WHAT IS BEING ASKED
One number is all that is asked for: the number of lines below that hold the string "stat".

DATA SECTION

+ + + + + + +

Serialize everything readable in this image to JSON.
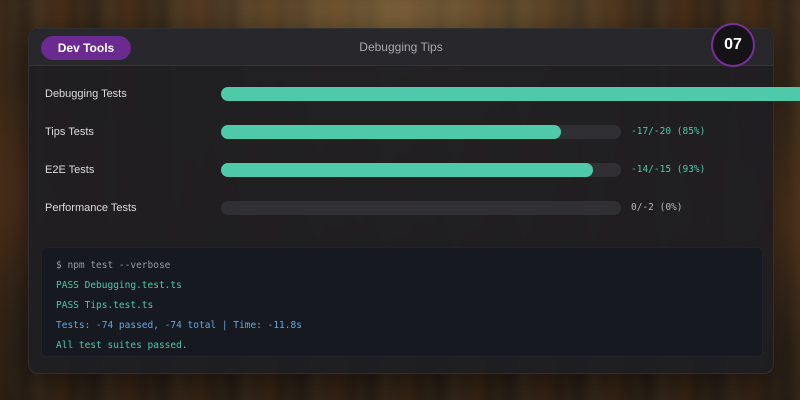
{
  "header": {
    "badge_label": "Dev Tools",
    "title": "Debugging Tips",
    "number": "07"
  },
  "colors": {
    "accent": "#4ec9aa",
    "badge": "#6b2a8f",
    "summary": "#5ea9e0"
  },
  "tests": [
    {
      "label": "Debugging Tests",
      "progress": 1.45,
      "stat": ""
    },
    {
      "label": "Tips Tests",
      "progress": 0.85,
      "stat": "-17/-20 (85%)"
    },
    {
      "label": "E2E Tests",
      "progress": 0.93,
      "stat": "-14/-15 (93%)"
    },
    {
      "label": "Performance Tests",
      "progress": 0,
      "stat": "0/-2 (0%)"
    }
  ],
  "terminal": {
    "command": "$ npm test --verbose",
    "lines": [
      "PASS Debugging.test.ts",
      "PASS Tips.test.ts"
    ],
    "summary": "Tests: -74 passed, -74 total | Time: -11.8s",
    "footer": "All test suites passed."
  }
}
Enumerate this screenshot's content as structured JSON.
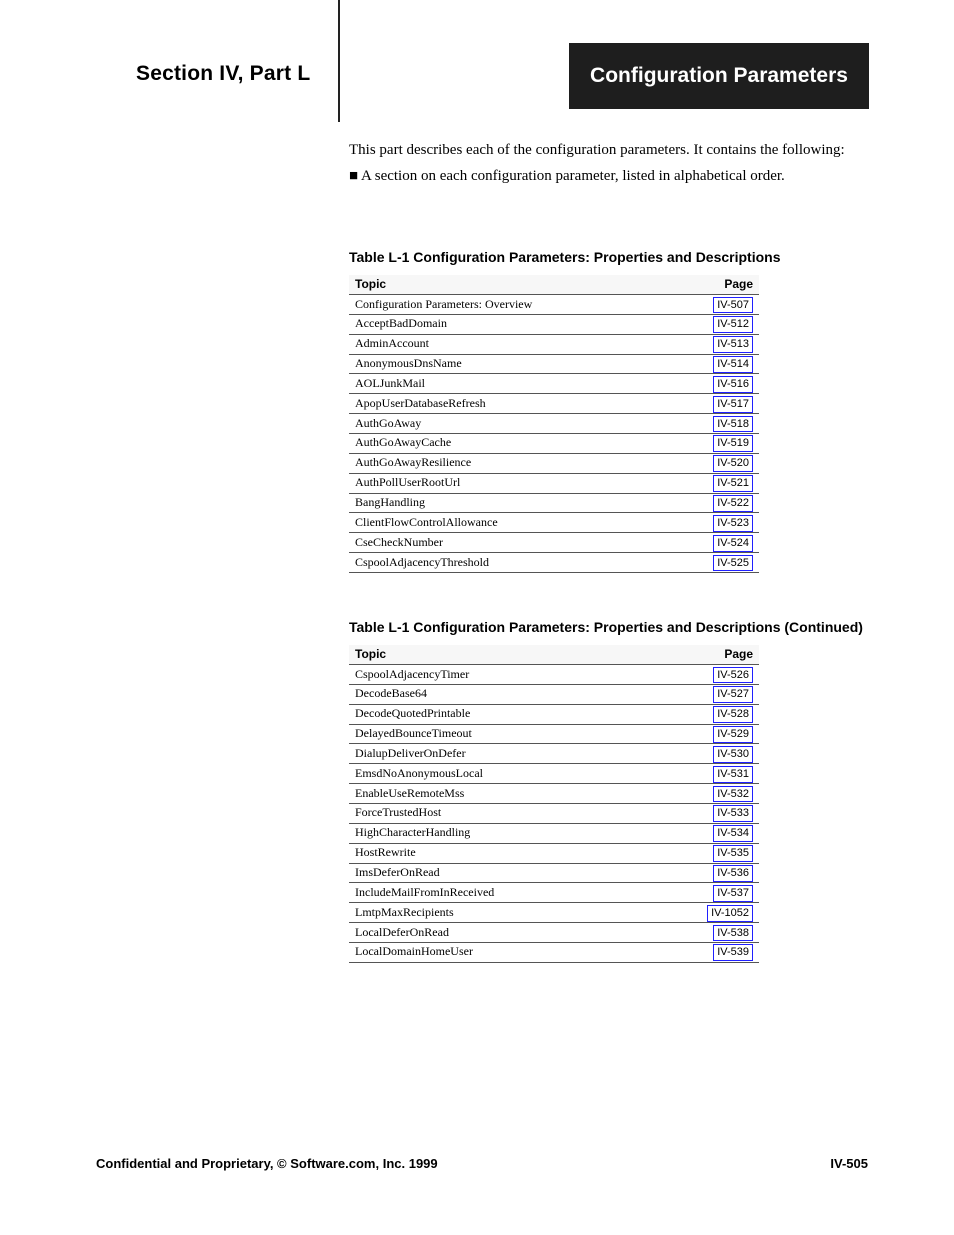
{
  "header": {
    "section_label": "Section IV, Part L",
    "black_box_text": "Configuration Parameters"
  },
  "intro": {
    "line1": "This part describes each of the configuration parameters. It contains the following:",
    "line2": "■ A section on each configuration parameter, listed in alphabetical order."
  },
  "tables": [
    {
      "title": "Table L-1 Configuration Parameters: Properties and Descriptions",
      "col_topic": "Topic",
      "col_page": "Page",
      "rows": [
        {
          "topic": "Configuration Parameters: Overview",
          "page": "IV-507"
        },
        {
          "topic": "AcceptBadDomain",
          "page": "IV-512"
        },
        {
          "topic": "AdminAccount",
          "page": "IV-513"
        },
        {
          "topic": "AnonymousDnsName",
          "page": "IV-514"
        },
        {
          "topic": "AOLJunkMail",
          "page": "IV-516"
        },
        {
          "topic": "ApopUserDatabaseRefresh",
          "page": "IV-517"
        },
        {
          "topic": "AuthGoAway",
          "page": "IV-518"
        },
        {
          "topic": "AuthGoAwayCache",
          "page": "IV-519"
        },
        {
          "topic": "AuthGoAwayResilience",
          "page": "IV-520"
        },
        {
          "topic": "AuthPollUserRootUrl",
          "page": "IV-521"
        },
        {
          "topic": "BangHandling",
          "page": "IV-522"
        },
        {
          "topic": "ClientFlowControlAllowance",
          "page": "IV-523"
        },
        {
          "topic": "CseCheckNumber",
          "page": "IV-524"
        },
        {
          "topic": "CspoolAdjacencyThreshold",
          "page": "IV-525"
        }
      ]
    },
    {
      "title": "Table L-1 Configuration Parameters: Properties and Descriptions (Continued)",
      "col_topic": "Topic",
      "col_page": "Page",
      "rows": [
        {
          "topic": "CspoolAdjacencyTimer",
          "page": "IV-526"
        },
        {
          "topic": "DecodeBase64",
          "page": "IV-527"
        },
        {
          "topic": "DecodeQuotedPrintable",
          "page": "IV-528"
        },
        {
          "topic": "DelayedBounceTimeout",
          "page": "IV-529"
        },
        {
          "topic": "DialupDeliverOnDefer",
          "page": "IV-530"
        },
        {
          "topic": "EmsdNoAnonymousLocal",
          "page": "IV-531"
        },
        {
          "topic": "EnableUseRemoteMss",
          "page": "IV-532"
        },
        {
          "topic": "ForceTrustedHost",
          "page": "IV-533"
        },
        {
          "topic": "HighCharacterHandling",
          "page": "IV-534"
        },
        {
          "topic": "HostRewrite",
          "page": "IV-535"
        },
        {
          "topic": "ImsDeferOnRead",
          "page": "IV-536"
        },
        {
          "topic": "IncludeMailFromInReceived",
          "page": "IV-537"
        },
        {
          "topic": "LmtpMaxRecipients",
          "page": "IV-1052"
        },
        {
          "topic": "LocalDeferOnRead",
          "page": "IV-538"
        },
        {
          "topic": "LocalDomainHomeUser",
          "page": "IV-539"
        }
      ]
    }
  ],
  "footer": {
    "left": "Confidential and Proprietary, © Software.com, Inc. 1999",
    "right": "IV-505"
  }
}
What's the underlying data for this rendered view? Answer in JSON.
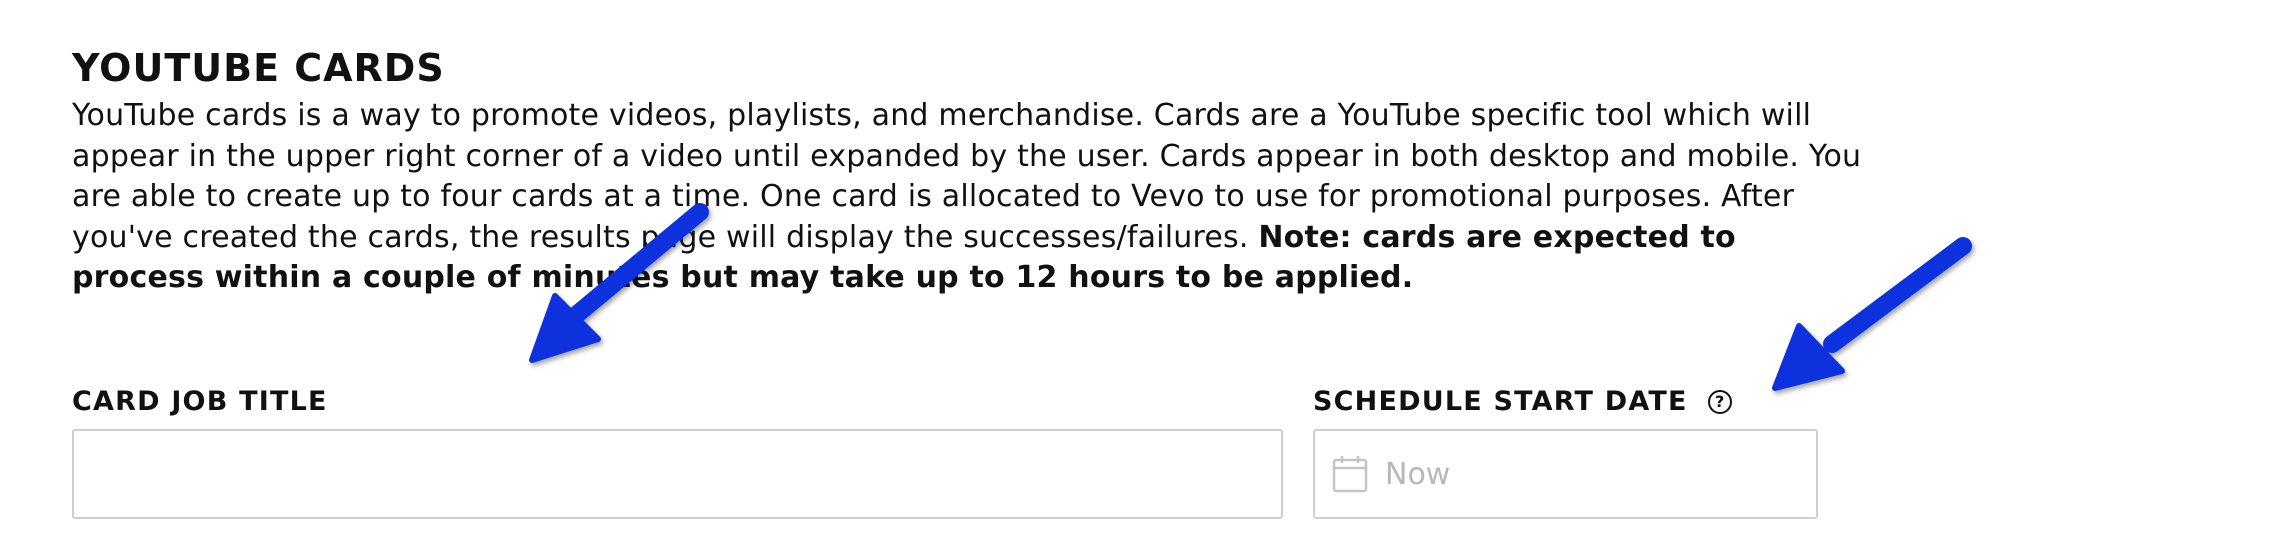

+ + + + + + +

SOLUTION TO THIS PROBLEM
4